Princeton University

School of Engineering & Applied Science

Multi-sensor Integrated Circuits: Microsystems and Biomedical Applications

Roman Genov, University of Toronto
Engineering Quadrangle, B205
Friday, December 11, 2015 - 4:30pm to 5:30pm

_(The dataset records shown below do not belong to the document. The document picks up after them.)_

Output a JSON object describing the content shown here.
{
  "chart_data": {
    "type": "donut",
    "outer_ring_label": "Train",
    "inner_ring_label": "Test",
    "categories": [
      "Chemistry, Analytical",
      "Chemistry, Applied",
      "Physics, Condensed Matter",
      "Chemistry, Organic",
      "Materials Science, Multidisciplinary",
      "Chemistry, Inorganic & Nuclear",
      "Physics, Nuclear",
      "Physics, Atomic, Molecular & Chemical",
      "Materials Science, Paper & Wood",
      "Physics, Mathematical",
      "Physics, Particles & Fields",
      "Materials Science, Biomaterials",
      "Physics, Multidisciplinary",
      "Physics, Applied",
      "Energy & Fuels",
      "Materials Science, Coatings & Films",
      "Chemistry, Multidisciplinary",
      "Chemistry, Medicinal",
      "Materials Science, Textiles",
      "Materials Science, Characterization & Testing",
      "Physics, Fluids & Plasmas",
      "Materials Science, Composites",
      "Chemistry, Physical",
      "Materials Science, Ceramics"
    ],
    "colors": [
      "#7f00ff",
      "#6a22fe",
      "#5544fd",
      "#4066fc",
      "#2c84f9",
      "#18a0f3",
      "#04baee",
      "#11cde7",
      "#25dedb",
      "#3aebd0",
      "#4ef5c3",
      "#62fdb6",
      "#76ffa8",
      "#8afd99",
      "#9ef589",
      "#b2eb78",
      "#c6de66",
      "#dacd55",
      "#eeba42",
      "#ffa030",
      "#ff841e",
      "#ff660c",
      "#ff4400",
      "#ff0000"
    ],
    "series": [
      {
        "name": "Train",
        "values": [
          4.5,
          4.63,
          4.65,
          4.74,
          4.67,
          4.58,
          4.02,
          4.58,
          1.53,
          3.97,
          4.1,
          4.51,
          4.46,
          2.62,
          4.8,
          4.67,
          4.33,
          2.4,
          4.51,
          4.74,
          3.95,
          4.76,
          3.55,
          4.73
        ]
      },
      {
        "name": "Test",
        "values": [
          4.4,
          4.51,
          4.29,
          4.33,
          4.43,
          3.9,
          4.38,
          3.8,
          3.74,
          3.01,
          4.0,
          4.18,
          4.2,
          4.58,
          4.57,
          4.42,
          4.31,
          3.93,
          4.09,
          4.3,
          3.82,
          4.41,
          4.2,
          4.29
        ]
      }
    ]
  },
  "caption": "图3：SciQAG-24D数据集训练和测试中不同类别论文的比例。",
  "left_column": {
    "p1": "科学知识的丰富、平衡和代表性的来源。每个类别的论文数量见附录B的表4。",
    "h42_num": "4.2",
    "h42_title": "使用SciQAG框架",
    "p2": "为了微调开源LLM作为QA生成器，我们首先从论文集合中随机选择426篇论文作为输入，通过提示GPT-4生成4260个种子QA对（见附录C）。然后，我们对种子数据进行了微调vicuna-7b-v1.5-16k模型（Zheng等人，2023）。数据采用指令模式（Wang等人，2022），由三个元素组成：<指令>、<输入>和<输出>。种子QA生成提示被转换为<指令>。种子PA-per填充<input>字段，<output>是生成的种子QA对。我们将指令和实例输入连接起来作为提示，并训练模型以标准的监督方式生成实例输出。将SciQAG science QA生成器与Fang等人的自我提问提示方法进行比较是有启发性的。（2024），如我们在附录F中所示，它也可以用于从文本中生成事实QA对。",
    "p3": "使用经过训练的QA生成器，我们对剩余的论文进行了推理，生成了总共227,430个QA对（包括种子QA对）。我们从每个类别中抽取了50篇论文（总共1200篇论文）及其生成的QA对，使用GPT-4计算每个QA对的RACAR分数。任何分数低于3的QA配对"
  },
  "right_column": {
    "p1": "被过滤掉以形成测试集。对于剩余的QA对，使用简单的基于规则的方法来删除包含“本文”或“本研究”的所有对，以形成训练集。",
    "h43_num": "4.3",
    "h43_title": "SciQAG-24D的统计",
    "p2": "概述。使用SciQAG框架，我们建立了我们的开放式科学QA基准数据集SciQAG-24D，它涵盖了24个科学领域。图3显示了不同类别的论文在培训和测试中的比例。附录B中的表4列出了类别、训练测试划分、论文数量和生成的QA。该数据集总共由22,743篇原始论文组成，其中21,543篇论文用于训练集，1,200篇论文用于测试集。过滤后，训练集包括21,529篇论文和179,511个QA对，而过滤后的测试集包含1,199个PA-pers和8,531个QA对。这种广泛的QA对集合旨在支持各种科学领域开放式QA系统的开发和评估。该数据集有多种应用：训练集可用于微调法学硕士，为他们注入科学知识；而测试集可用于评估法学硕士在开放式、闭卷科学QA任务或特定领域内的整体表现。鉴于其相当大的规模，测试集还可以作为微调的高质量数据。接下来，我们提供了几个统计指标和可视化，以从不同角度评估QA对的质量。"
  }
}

For several decades integrated circuits for the consumer electronics market have been following the Moor’s scaling law translating into a steady semiconductor sector growth. The international technology roadmap for semiconductors does not predict scaling beyond 5-10nm nodes. Directions for further growth opportunities include innovation on microsystems and applications. This is particularly relevant to the consumer and medical sensors markets that are expected to grow exponentially in the next decade. A number of biomedical microsystem designs that rely on innovation in systems and applications will be presented, including those with electrical, chemical and optical sensory properties. Each microsystem employs an electronic array-sensor microchip fabricated in a CMOS integrated circuit technology. Examples of the presented prototypes are: (1) implantable brain electrical activity monitors for automated neurological diagnostics and therapy, (2) implantable electrochemical sensors for brain neurochemistry monitoring in neuroscience applications, and (3) disposable electro-optical DNA analyzers for point-of-care diagnostics applications.